The first academic book review of Bringing It All Back Home is now available.
Unfortunately it is behind a paywall, but the key passage is:
“Bringing It All Back Home is a powerful and compelling book, one that will help educate the public about a subject that many wish to forget.
One of the most memorable statements comes from Neil Kenny, a self-described survivor whose post-Vietnam life has been characterized by explosions of rage, and who now receives a PTSD-related disability pension from the VA. “I’ve always said that the irony of war is that the most inhumane thing known to man, that which we call war, is where we learned our humanity. That’s where our humanity comes to us. And it’s just the paradox of it” (p. 199).

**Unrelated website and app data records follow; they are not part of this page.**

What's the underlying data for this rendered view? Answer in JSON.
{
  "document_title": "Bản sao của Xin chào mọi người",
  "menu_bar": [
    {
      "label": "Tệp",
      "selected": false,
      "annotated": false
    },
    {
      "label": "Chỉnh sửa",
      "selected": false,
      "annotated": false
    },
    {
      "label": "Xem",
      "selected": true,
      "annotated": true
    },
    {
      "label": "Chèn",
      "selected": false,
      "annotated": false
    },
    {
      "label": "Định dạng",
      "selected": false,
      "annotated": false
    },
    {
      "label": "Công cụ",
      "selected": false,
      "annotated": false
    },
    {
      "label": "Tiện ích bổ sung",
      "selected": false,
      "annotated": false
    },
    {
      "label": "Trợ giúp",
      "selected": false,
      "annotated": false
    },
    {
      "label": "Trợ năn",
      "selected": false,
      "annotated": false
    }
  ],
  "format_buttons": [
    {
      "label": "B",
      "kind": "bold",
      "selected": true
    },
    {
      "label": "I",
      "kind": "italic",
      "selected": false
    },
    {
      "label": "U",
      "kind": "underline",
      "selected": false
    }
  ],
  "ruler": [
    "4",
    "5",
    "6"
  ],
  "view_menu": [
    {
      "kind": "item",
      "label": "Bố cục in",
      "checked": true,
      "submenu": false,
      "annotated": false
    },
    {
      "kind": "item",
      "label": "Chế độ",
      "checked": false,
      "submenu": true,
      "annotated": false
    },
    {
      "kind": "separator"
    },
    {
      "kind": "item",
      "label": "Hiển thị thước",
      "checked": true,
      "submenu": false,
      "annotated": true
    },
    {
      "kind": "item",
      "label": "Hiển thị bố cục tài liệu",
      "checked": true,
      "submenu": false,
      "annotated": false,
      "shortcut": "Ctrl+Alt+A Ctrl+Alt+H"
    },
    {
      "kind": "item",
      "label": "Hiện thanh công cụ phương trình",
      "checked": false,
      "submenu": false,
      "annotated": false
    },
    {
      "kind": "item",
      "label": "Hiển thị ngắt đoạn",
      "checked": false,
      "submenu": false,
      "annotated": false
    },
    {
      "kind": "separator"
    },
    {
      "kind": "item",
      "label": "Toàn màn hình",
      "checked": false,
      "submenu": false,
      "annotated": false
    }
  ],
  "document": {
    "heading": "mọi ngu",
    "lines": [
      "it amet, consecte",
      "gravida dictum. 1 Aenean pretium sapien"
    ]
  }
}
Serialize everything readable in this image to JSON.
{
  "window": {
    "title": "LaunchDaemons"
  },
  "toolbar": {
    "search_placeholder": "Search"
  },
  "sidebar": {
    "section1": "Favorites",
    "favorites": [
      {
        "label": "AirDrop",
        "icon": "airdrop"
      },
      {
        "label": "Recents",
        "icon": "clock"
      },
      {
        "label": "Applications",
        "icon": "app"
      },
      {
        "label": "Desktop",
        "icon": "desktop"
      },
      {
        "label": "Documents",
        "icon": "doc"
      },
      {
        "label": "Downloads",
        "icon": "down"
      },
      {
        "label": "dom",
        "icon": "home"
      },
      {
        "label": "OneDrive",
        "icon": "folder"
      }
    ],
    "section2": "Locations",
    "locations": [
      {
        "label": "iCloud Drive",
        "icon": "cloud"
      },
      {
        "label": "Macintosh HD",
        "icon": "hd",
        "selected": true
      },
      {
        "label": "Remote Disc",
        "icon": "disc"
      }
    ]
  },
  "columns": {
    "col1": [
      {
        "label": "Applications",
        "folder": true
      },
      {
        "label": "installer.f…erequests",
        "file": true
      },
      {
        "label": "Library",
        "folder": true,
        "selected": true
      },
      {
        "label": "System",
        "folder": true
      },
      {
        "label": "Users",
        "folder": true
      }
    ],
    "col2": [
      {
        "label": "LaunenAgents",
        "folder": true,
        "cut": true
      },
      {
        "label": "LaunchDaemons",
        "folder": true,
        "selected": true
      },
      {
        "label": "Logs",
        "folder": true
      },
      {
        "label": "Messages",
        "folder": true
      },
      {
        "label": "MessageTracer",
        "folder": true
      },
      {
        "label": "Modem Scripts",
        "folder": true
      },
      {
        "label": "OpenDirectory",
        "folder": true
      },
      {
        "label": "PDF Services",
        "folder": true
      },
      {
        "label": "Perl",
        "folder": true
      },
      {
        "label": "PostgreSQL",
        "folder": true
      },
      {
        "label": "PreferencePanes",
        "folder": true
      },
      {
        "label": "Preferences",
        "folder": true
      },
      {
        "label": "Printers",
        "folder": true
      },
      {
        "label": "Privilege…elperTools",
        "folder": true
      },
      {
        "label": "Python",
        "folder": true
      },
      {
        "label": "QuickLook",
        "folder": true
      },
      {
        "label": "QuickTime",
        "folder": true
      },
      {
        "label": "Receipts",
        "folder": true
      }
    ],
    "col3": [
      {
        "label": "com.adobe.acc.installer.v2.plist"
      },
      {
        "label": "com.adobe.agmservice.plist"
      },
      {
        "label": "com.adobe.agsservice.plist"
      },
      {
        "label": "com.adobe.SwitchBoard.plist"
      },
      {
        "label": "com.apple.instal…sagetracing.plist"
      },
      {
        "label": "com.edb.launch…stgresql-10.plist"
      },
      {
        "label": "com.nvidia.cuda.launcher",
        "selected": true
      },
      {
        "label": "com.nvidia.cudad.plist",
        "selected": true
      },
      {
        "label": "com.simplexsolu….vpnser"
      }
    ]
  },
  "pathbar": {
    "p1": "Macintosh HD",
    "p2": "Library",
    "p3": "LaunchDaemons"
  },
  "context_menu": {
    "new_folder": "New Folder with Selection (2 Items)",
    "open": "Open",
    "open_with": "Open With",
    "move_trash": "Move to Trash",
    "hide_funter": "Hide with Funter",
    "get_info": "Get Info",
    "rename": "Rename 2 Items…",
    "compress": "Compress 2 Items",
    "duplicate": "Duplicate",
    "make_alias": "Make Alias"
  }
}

Napoli concludes Bringing It All Back Home with a discussion of how living memorials, like the Vietnam Veterans memorial at 55 Water Street in New York City, have a commemorative purpose, honoring those who have fought. He then adds that there are many ways to honor a soldier’s service. Books like Bringing It All Home, we may add, are also living memorials, honoring the living and the dead.”